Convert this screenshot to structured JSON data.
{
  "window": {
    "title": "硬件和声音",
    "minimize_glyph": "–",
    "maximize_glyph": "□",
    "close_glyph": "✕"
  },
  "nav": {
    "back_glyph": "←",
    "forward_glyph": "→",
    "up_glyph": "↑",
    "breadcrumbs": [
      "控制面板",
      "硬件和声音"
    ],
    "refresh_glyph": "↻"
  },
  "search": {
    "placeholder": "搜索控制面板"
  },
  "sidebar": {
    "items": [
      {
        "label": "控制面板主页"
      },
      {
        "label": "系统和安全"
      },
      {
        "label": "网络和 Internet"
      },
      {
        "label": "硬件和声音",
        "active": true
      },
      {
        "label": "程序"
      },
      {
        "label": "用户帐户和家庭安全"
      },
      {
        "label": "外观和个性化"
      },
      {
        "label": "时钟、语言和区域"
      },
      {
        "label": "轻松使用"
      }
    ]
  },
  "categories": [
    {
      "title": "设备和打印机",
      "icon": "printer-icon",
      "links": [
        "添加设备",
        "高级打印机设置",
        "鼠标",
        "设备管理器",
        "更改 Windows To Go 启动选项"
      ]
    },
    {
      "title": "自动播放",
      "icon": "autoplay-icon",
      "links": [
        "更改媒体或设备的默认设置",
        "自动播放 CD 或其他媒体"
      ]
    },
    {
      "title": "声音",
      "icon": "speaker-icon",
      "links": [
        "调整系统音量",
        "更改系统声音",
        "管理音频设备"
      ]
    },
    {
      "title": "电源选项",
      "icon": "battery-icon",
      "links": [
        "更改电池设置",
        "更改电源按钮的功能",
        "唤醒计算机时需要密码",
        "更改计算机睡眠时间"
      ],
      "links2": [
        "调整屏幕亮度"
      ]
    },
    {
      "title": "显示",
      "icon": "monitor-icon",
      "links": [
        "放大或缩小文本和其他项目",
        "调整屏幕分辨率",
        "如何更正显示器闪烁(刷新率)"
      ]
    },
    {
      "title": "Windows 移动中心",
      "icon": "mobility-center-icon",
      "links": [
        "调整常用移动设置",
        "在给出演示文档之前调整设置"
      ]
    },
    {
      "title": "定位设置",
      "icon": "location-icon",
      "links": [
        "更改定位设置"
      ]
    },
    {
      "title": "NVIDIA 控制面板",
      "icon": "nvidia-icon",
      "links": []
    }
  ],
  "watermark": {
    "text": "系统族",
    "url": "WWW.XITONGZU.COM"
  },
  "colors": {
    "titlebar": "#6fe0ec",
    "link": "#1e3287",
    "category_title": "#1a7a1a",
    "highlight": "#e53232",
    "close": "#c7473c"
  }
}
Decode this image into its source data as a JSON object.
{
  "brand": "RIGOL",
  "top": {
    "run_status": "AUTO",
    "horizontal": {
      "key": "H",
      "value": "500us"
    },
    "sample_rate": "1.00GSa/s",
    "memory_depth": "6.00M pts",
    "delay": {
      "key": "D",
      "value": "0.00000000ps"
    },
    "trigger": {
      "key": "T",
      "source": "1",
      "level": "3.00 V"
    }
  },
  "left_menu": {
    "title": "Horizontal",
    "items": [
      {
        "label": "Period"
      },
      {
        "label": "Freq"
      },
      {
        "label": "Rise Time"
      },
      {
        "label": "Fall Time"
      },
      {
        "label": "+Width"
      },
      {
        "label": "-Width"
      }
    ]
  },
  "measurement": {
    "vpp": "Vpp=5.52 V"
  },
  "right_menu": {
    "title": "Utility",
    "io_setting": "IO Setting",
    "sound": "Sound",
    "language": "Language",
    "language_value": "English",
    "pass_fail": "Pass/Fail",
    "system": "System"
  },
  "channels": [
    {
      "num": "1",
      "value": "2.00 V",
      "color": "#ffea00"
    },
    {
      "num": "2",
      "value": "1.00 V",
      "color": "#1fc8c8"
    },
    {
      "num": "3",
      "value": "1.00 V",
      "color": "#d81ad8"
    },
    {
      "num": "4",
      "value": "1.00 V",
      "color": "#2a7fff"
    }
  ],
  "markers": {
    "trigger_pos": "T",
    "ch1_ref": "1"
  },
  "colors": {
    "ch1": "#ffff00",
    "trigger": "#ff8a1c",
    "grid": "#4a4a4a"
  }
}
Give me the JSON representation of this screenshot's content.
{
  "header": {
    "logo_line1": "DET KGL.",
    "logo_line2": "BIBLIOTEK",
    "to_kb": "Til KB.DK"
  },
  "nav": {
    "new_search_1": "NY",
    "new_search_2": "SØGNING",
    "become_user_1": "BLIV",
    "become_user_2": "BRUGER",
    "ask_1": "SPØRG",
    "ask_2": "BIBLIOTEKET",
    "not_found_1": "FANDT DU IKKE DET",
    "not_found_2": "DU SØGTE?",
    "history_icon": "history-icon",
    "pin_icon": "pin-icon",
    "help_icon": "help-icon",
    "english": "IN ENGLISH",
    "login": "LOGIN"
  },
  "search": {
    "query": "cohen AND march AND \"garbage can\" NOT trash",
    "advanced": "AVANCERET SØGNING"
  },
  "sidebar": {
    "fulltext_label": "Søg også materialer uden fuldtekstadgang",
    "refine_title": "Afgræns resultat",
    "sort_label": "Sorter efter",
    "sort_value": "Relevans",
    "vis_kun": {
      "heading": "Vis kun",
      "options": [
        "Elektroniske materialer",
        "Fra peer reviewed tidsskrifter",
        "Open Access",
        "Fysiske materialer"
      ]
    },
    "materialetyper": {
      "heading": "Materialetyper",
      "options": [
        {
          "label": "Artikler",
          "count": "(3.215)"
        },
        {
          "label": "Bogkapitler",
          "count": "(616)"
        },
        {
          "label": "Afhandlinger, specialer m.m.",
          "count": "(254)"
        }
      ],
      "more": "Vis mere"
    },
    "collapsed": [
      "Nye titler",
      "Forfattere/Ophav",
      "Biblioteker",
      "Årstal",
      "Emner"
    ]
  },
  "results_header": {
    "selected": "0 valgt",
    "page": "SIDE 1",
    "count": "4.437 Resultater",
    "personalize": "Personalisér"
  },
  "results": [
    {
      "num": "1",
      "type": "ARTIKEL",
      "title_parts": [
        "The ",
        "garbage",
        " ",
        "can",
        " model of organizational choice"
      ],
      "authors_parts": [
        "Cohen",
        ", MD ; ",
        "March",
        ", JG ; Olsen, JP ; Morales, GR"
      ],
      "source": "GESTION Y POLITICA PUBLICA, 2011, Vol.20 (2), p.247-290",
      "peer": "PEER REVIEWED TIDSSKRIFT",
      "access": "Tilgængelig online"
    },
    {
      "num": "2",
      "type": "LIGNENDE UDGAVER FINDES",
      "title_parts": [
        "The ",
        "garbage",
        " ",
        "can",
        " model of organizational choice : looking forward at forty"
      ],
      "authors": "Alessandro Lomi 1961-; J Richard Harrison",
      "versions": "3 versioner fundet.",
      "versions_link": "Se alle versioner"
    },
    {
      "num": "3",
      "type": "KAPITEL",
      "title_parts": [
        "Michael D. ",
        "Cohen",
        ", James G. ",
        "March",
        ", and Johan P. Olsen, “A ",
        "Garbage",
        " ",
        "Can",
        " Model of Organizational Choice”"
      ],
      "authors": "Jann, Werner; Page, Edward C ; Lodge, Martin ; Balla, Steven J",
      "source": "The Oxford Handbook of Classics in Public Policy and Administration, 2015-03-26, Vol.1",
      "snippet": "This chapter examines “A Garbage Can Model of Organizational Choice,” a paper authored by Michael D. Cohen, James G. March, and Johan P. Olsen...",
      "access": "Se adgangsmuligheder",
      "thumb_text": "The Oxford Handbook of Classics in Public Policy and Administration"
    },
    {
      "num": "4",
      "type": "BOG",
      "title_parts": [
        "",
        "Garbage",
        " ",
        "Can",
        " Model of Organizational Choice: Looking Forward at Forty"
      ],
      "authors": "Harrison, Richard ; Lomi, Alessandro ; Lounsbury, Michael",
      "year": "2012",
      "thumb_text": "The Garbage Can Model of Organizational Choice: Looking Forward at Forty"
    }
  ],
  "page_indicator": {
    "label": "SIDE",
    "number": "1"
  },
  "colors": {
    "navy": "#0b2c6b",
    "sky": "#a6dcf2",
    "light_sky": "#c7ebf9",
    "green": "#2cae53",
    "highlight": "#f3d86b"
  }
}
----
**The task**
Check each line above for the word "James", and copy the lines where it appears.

**Exercise result**
        ", James G. ",
      "snippet": "This chapter examines “A Garbage Can Model of Organizational Choice,” a paper authored by Michael D. Cohen, James G. March, and Johan P. Olsen...",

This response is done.